SHANGHAI (AP) -- As the Formula One circuit heads to Shanghai for the Chinese Grand Prix, it's no longer a safe bet that Mercedes will top the podium by the end of the weekend.
After a jubilant Sebastian Vettel emerged as the surprise winner for Ferrari at the Malaysian Grand Prix two weeks ago, a season once expected to be dominated by the silver cars of Mercedes could be shaping up to be far more competitive.
Mercedes came into the 2015 season as the team to beat following a dominant campaign last year that saw Lewis Hamilton and Nico Rosberg sweep to victory in 16 of 19 races. The only suspense was generated by the fight between the Mercedes teammates for the drivers' championship, which Hamilton eventually captured.
But Vettel showed in Malaysia that the rest of the field wasn't prepared to move aside.
The four-time world champion, in just his second race for Ferrari after leaving Red Bull, benefited from a blisteringly hot track that caused Mercedes' tires to degrade quickly, but Vettel's Ferrari car also showed improved pace over last year.
Mercedes team principal Toto Wolff said after the race it was the "wake-up call that we needed."
"Malaysia was a tough weekend," Hamilton said ahead of Sunday's Chinese GP. "I think ultimately we made the best choices we could, but there is always room for improvement and we've been working hard to analyze everything for the next race."
Hamilton, who captured the season-opening race in Australia and was second in Malaysia, will be hoping for a boost on a track where he's enjoyed considerable success. He's won the Chinese Grand Prix three times -- more than any other driver -- and finished on the podium six times overall.
"Shanghai is one of my favorite locations," Hamilton said. "The circuit itself is a different challenge to Albert Park (in Australia) and Sepang (Malaysia), but it's one I really enjoy and it suits my driving style quite well."
Mercedes technical chief Paddy Lowe said the team has spent the past two weeks trying to make improvements to the car, citing its most significant weakness as tire management during long runs. He said the team also addressed the car's aerodynamics.
"It is now clearer than ever that there is serious competition for this world championship, so we will continue to work flat out for performance gains," Lowe said.
The conditions in Shanghai should cause less tire degradation compared to Malaysia, with temperatures only expected to reach about 21 degrees Celsius (70 Fahrenheit) for the race on Sunday.
The other top teams will be looking to play catch-up after difficult starts to the year.
McLaren has struggled with a host of issues with its Honda engines and managed just one finish in the first two F1 races -- Jenson Button's 11th place result in Melbourne. The team has acknowledged that the long straights in Shanghai will also make it tough to close the gap.
Still, new McLaren driver Fernando Alonso sounded upbeat about the car's progress since the start of the season.

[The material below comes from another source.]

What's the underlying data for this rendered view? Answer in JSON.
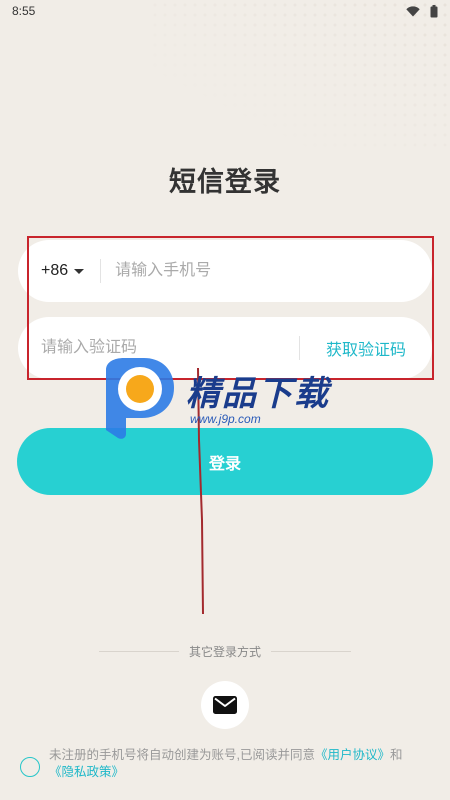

"The steps we took between Australia and Malaysia were extremely impressive -- it was a great feeling to be able to mix it with other cars and drivers, and I hope we can do more of the same in China," he said.
Red Bull has faced even more questions as French automaker Renault, which supplies engines to the team, has threatened to pull out of the sport if it doesn't see improvements on the track.
In an interview with Formula1.com on Monday, Helmut Marko, Red Bull's senior advisor, called the start of the season "a catastrophe." The team's best finish has been Daniel Ricciardo's sixth place in Melbourne.
"We are significantly behind Mercedes. They clearly dominate," Marko said.
As for whether Renault could pull out, Marko said the carmaker is "spending a lot of money on this power unit -- not as much as Mercedes but a significant amount -- and (is) confronted with the same issues that we have: their F1 involvement has to pay off."
Red Bull won the drivers' and teams' championships from 2010-13 with Renault before the sport switched to V6 hybrid engines last year.